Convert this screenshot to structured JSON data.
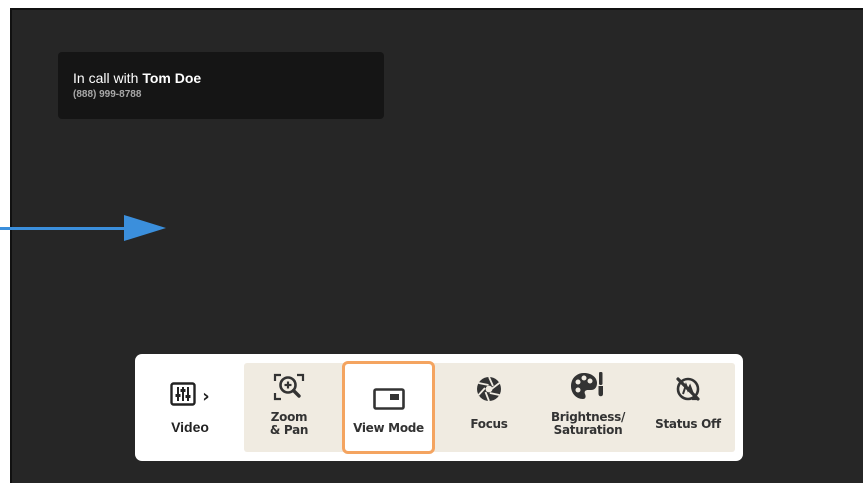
{
  "call": {
    "prefix": "In call with",
    "name": "Tom Doe",
    "number": "(888) 999-8788"
  },
  "toolbar": {
    "video_label": "Video",
    "chevron": "›",
    "items": [
      {
        "label": "Zoom\n& Pan",
        "icon": "zoom-pan-icon"
      },
      {
        "label": "View Mode",
        "icon": "view-mode-icon",
        "selected": true
      },
      {
        "label": "Focus",
        "icon": "aperture-icon"
      },
      {
        "label": "Brightness/\nSaturation",
        "icon": "palette-icon"
      },
      {
        "label": "Status Off",
        "icon": "status-off-icon"
      }
    ]
  },
  "colors": {
    "screen_bg": "#262626",
    "call_card_bg": "#151515",
    "tray_bg": "#f0ebe1",
    "selected_border": "#f4a460",
    "arrow": "#3b8fdc"
  }
}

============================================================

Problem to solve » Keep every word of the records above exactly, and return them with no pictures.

Solution to this exercise »
Convert this screenshot to structured JSON data.
{
  "call": {
    "prefix": "In call with",
    "name": "Tom Doe",
    "number": "(888) 999-8788"
  },
  "toolbar": {
    "video_label": "Video",
    "chevron": "›",
    "items": [
      {
        "label": "Zoom\n& Pan",
        "icon": "zoom-pan-icon"
      },
      {
        "label": "View Mode",
        "icon": "view-mode-icon",
        "selected": true
      },
      {
        "label": "Focus",
        "icon": "aperture-icon"
      },
      {
        "label": "Brightness/\nSaturation",
        "icon": "palette-icon"
      },
      {
        "label": "Status Off",
        "icon": "status-off-icon"
      }
    ]
  },
  "colors": {
    "screen_bg": "#262626",
    "call_card_bg": "#151515",
    "tray_bg": "#f0ebe1",
    "selected_border": "#f4a460",
    "arrow": "#3b8fdc"
  }
}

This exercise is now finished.